EXERCISE DESCRIPTION - Although the entries contain pictures, your copy should hold only their exact text.

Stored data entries
.....
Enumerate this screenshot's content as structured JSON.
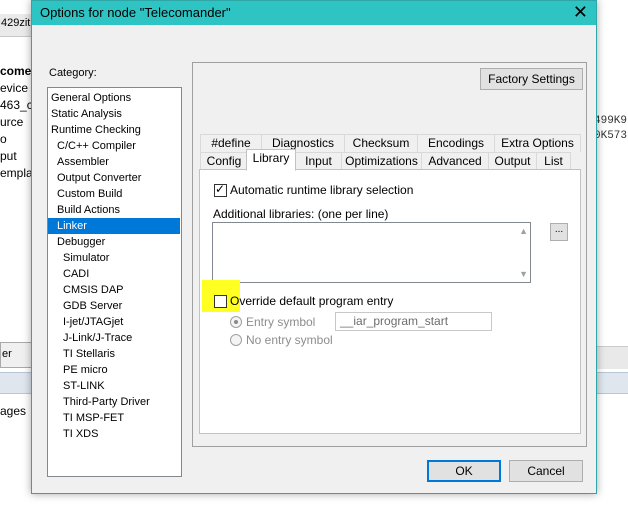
{
  "background": {
    "tab_fragment": "429zit",
    "lines": [
      "come",
      "evice",
      "463_c",
      "urce",
      "o",
      "put",
      "empla"
    ],
    "right_lines": [
      "499K9",
      "0K573"
    ],
    "bar_fragment": "er",
    "bottom_fragment": "ages"
  },
  "dialog": {
    "title": "Options for node \"Telecomander\"",
    "close_glyph": "✕",
    "category_label": "Category:",
    "categories": [
      "General Options",
      "Static Analysis",
      "Runtime Checking",
      "C/C++ Compiler",
      "Assembler",
      "Output Converter",
      "Custom Build",
      "Build Actions",
      "Linker",
      "Debugger",
      "Simulator",
      "CADI",
      "CMSIS DAP",
      "GDB Server",
      "I-jet/JTAGjet",
      "J-Link/J-Trace",
      "TI Stellaris",
      "PE micro",
      "ST-LINK",
      "Third-Party Driver",
      "TI MSP-FET",
      "TI XDS"
    ],
    "selected_category": "Linker",
    "factory_settings": "Factory Settings",
    "tabs_row1": [
      "#define",
      "Diagnostics",
      "Checksum",
      "Encodings",
      "Extra Options"
    ],
    "tabs_row2": [
      "Config",
      "Library",
      "Input",
      "Optimizations",
      "Advanced",
      "Output",
      "List"
    ],
    "active_tab": "Library",
    "library": {
      "auto_runtime_label": "Automatic runtime library selection",
      "auto_runtime_checked": true,
      "additional_label": "Additional libraries: (one per line)",
      "additional_value": "",
      "browse_label": "...",
      "override_label": "Override default program entry",
      "override_checked": false,
      "entry_symbol_label": "Entry symbol",
      "entry_symbol_value": "__iar_program_start",
      "no_entry_symbol_label": "No entry symbol"
    },
    "ok": "OK",
    "cancel": "Cancel",
    "highlight_color": "#ffff21",
    "title_color": "#2ec4c4"
  }
}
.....
SOLUTION TO THE PROBLEM -
Enumerate this screenshot's content as structured JSON.
{
  "background": {
    "tab_fragment": "429zit",
    "lines": [
      "come",
      "evice",
      "463_c",
      "urce",
      "o",
      "put",
      "empla"
    ],
    "right_lines": [
      "499K9",
      "0K573"
    ],
    "bar_fragment": "er",
    "bottom_fragment": "ages"
  },
  "dialog": {
    "title": "Options for node \"Telecomander\"",
    "close_glyph": "✕",
    "category_label": "Category:",
    "categories": [
      "General Options",
      "Static Analysis",
      "Runtime Checking",
      "C/C++ Compiler",
      "Assembler",
      "Output Converter",
      "Custom Build",
      "Build Actions",
      "Linker",
      "Debugger",
      "Simulator",
      "CADI",
      "CMSIS DAP",
      "GDB Server",
      "I-jet/JTAGjet",
      "J-Link/J-Trace",
      "TI Stellaris",
      "PE micro",
      "ST-LINK",
      "Third-Party Driver",
      "TI MSP-FET",
      "TI XDS"
    ],
    "selected_category": "Linker",
    "factory_settings": "Factory Settings",
    "tabs_row1": [
      "#define",
      "Diagnostics",
      "Checksum",
      "Encodings",
      "Extra Options"
    ],
    "tabs_row2": [
      "Config",
      "Library",
      "Input",
      "Optimizations",
      "Advanced",
      "Output",
      "List"
    ],
    "active_tab": "Library",
    "library": {
      "auto_runtime_label": "Automatic runtime library selection",
      "auto_runtime_checked": true,
      "additional_label": "Additional libraries: (one per line)",
      "additional_value": "",
      "browse_label": "...",
      "override_label": "Override default program entry",
      "override_checked": false,
      "entry_symbol_label": "Entry symbol",
      "entry_symbol_value": "__iar_program_start",
      "no_entry_symbol_label": "No entry symbol"
    },
    "ok": "OK",
    "cancel": "Cancel",
    "highlight_color": "#ffff21",
    "title_color": "#2ec4c4"
  }
}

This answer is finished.